Upon completion of the initial assessment, a master “Court Technology Services” listing should be prepared and posted to the Web site of the Nebraska Supreme Court. The listing should include addresses and telephone numbers used by the courts for court proceedings. The Nebraska State Bar Association should also be contacted and offered an opportunity to place a link to the “Court Technology Services” listing on its Web site. The “Court Technology Services” listing may be footnoted to indicate special procedures, notice, or other information applicable to a particular court, including a notation of whether “technical support” is available and any special contact numbers. However, such deviations should be reserved for very unusual situations in order to maintain the goal
s of providing uniformity and consistency.

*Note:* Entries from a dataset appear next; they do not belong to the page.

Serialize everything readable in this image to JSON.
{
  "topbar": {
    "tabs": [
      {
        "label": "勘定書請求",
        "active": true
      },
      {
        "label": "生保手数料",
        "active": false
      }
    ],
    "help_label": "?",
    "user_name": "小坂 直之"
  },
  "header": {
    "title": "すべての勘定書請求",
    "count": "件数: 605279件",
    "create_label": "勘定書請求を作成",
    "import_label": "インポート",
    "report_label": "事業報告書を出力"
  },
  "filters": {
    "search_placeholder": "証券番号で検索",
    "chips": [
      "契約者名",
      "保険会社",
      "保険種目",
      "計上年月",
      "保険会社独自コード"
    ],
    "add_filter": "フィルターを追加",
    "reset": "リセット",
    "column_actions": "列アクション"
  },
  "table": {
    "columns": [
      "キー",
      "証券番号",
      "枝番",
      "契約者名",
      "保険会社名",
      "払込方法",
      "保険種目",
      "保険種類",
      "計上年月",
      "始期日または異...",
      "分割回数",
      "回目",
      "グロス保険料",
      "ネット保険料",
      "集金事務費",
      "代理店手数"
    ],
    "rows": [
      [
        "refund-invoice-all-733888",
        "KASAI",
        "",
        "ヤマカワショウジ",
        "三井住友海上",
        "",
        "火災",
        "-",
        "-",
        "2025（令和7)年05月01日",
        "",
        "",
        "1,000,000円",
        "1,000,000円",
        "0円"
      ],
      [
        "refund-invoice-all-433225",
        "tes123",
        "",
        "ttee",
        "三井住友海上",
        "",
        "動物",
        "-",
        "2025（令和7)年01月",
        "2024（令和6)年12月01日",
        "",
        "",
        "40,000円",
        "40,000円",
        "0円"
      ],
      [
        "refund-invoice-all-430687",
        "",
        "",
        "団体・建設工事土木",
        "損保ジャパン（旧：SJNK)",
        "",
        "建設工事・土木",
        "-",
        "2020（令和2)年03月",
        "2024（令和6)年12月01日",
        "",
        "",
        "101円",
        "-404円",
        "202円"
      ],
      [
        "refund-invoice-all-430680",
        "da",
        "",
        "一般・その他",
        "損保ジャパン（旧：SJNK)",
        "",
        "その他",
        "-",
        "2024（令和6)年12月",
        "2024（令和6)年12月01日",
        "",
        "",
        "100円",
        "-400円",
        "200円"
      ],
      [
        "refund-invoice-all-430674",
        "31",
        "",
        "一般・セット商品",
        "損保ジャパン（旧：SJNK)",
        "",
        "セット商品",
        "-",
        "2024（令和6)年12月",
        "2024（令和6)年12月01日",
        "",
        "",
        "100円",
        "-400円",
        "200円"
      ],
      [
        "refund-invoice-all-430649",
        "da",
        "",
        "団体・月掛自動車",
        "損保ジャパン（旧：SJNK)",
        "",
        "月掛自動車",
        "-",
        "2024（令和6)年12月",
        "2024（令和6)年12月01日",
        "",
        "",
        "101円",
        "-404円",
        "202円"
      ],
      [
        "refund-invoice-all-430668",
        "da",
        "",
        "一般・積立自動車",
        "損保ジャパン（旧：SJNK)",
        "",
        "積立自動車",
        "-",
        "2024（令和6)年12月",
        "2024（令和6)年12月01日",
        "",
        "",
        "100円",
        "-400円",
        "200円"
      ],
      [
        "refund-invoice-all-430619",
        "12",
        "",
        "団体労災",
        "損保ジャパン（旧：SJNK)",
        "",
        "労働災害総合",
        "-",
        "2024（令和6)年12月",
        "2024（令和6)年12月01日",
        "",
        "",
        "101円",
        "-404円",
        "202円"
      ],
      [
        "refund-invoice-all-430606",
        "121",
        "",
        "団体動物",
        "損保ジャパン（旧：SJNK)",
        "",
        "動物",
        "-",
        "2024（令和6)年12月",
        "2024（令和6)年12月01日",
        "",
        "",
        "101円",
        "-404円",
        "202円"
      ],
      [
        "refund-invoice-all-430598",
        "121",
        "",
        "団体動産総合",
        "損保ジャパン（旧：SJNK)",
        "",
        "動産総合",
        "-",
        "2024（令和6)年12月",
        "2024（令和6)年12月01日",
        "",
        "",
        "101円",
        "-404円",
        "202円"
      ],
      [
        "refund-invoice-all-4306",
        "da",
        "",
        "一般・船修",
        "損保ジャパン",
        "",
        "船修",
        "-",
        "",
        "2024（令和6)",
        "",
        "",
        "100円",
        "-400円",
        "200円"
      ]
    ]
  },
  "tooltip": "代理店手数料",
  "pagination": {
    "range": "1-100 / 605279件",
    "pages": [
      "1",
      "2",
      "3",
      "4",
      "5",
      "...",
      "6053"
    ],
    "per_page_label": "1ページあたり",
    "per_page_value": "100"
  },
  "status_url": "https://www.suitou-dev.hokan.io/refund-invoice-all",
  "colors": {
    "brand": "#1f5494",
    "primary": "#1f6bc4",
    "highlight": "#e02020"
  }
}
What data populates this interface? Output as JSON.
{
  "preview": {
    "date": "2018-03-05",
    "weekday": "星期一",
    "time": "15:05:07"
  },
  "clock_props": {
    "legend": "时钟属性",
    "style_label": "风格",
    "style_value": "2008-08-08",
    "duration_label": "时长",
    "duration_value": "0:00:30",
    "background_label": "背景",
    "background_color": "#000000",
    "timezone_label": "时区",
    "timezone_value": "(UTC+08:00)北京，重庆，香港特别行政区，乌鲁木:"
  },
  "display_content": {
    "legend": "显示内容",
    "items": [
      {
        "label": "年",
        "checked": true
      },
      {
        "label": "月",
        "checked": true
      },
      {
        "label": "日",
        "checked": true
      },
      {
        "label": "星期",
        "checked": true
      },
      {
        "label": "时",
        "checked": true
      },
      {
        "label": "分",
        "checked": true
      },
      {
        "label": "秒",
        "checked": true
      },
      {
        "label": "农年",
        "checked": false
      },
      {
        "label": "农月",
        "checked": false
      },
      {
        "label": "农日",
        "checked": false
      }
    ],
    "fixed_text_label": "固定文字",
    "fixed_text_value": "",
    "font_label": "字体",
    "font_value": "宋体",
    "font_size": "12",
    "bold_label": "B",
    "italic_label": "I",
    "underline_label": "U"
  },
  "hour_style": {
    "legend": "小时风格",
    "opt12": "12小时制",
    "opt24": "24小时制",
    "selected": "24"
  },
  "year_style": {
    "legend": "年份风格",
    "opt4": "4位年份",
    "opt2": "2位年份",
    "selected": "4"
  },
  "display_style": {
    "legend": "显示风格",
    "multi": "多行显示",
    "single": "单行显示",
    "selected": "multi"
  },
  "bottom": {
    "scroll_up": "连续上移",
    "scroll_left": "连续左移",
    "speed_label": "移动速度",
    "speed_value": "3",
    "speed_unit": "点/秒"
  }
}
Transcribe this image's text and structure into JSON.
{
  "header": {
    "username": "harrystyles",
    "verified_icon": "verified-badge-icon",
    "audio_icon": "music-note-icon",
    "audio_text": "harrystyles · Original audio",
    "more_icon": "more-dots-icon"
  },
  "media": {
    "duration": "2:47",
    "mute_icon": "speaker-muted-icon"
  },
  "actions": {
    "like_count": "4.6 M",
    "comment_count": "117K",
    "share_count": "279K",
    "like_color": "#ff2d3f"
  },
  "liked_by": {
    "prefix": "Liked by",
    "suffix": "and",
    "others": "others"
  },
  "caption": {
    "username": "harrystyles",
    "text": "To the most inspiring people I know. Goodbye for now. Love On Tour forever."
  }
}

In addition to the “Court Technology Services” listing noted above, an additional section may be included on the Nebraska Supreme Court Web site with these guidelines for “Court Construction/Renovation Resources.” This section may include links to these guidelines and the review and verification procedures of the AOC; to material such as Judge Alan Brodbeck’s video of the Holt County Court renovation project; and to national courtroom technology Web sites such as those at the National Judicial College at Reno, Nevada.
Judicial Branch Education (JBE) should be advised of these guidelines so that programming may be developed or modified as necessary. Education should be available to aid court personnel in their ability to operate and maintain the hardware and programming contemplated by these guidelines.
Level I Courts – Minimum Services Class – [Courts with minimum available technology]
Class 1 Services
Speakerphone for teleconferences
Electrical outlets for use at counsel table
Electrical outlets for use in well of court/jury presentations
Internet access for counsel use (somewhere in courthouse)
Class 2 Services
(Upon 2 full business days’ notice)
Cassette players (full and micro)
|Level II Courts – Standard Services Class – [Courts with most widely available technologies]|
Class 1 Services
Courtroom in general
All service in Level I, Classes 1 & 2
Audio system including microphones, speakers, amplifiers,
Audio cassette players (full & micro)
Digital projector or large screen monitor (42" or greater)
Personal computer or laptop computer with capability:
To display video/audio output on Item No. 4; and
To display/play the following file types:
MP3, WAV, JPEG, PDF, TIFF, AVI, MPEG4, WMV, xls,
xlsx, doc, docx, ppt, pptx, mov, vob, wma, html,
flv (flash player)
Class 2 Services
(Upon 5 full business days’ notice)
Video/audio feed connections for media-supplied gear
Laser pointer and wireless advance for PC presentations
Level III Courts – Advanced Services Class – [Courts with current and cutting edge technologies]
Class 1 Services
Courtroom in general
All service in Level II, Classes 1 & 2
Video monitor @ bench, counsel table & jury
Video cameras w/ remote control (for media/overflow)
Video conferencing capability (three sites minimum)
Internet access for counsel (at counsel table)
Laser pointer and wireless advance for PC presentations
Real time transcription @ bench & counsel tables
Class 2 Services
(Upon 10 full business days’ notice)
Video/audio feed to overflow site